=== Task brief ===
In the entries that follow, how many lines include "items"? Give the number and nothing else.

Data below:

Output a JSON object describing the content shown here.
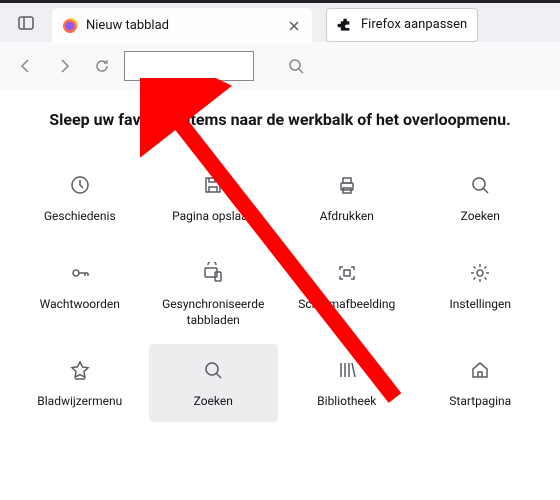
{
  "tab": {
    "title": "Nieuw tabblad"
  },
  "customize": {
    "label": "Firefox aanpassen"
  },
  "instruction": "Sleep uw favoriete items naar de werkbalk of het overloopmenu.",
  "items": [
    {
      "label": "Geschiedenis",
      "icon": "history"
    },
    {
      "label": "Pagina opslaan",
      "icon": "save"
    },
    {
      "label": "Afdrukken",
      "icon": "print"
    },
    {
      "label": "Zoeken",
      "icon": "search"
    },
    {
      "label": "Wachtwoorden",
      "icon": "key"
    },
    {
      "label": "Gesynchroniseerde tabbladen",
      "icon": "synctabs"
    },
    {
      "label": "Schermafbeelding",
      "icon": "screenshot"
    },
    {
      "label": "Instellingen",
      "icon": "settings"
    },
    {
      "label": "Bladwijzermenu",
      "icon": "bookmarkmenu"
    },
    {
      "label": "Zoeken",
      "icon": "search",
      "highlighted": true
    },
    {
      "label": "Bibliotheek",
      "icon": "library"
    },
    {
      "label": "Startpagina",
      "icon": "home"
    }
  ]
}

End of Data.

=== Solution to this problem ===
2